Web page and app entries:
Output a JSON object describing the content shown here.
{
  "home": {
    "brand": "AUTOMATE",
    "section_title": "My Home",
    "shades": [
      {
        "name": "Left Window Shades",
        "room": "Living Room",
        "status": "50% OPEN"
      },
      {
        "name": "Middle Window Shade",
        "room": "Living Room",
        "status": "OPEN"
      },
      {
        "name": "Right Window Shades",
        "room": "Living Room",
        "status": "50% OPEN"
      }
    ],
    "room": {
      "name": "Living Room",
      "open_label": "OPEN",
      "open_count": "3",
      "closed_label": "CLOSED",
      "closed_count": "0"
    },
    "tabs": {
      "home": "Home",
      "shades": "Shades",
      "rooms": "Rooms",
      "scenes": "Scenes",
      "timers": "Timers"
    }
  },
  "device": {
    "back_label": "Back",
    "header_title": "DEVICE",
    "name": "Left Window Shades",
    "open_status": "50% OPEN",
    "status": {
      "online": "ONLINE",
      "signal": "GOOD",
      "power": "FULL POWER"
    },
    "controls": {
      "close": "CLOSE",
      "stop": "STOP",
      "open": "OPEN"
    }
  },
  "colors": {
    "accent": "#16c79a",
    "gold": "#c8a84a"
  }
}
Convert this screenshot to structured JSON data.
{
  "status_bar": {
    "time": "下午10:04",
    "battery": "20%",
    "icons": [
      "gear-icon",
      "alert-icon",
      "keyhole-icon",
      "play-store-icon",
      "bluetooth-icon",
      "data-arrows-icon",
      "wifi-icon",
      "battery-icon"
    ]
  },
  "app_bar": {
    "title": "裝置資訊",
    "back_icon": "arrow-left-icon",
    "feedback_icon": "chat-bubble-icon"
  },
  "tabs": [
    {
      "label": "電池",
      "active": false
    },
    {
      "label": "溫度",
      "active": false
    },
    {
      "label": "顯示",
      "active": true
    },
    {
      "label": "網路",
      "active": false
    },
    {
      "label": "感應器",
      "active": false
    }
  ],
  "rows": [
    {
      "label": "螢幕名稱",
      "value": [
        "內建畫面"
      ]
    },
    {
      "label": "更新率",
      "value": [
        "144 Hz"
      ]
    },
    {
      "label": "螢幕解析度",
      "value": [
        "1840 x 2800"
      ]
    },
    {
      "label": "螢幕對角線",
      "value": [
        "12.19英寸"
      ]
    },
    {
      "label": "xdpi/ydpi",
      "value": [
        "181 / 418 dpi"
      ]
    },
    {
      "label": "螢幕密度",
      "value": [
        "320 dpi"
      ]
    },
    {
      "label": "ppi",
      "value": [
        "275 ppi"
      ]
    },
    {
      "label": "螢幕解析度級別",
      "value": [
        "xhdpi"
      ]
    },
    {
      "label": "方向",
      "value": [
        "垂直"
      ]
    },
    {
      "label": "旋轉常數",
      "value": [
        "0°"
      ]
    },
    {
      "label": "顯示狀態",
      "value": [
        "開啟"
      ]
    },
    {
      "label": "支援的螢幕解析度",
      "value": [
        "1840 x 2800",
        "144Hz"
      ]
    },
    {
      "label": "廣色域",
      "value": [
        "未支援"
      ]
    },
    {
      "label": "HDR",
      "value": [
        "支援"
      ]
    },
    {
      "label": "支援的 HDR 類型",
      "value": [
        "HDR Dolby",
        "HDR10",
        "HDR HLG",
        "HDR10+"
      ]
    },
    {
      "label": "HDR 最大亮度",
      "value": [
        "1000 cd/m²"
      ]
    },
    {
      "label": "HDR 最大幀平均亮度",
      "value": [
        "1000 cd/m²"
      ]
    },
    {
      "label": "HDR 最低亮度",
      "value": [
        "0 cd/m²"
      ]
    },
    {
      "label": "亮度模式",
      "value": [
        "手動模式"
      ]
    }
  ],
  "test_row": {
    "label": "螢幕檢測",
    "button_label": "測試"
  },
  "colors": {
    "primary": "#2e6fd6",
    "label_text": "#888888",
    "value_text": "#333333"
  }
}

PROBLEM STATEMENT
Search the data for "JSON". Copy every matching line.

EXERCISE RESULT
Output a JSON object describing the content shown here.
Convert this screenshot to structured JSON data.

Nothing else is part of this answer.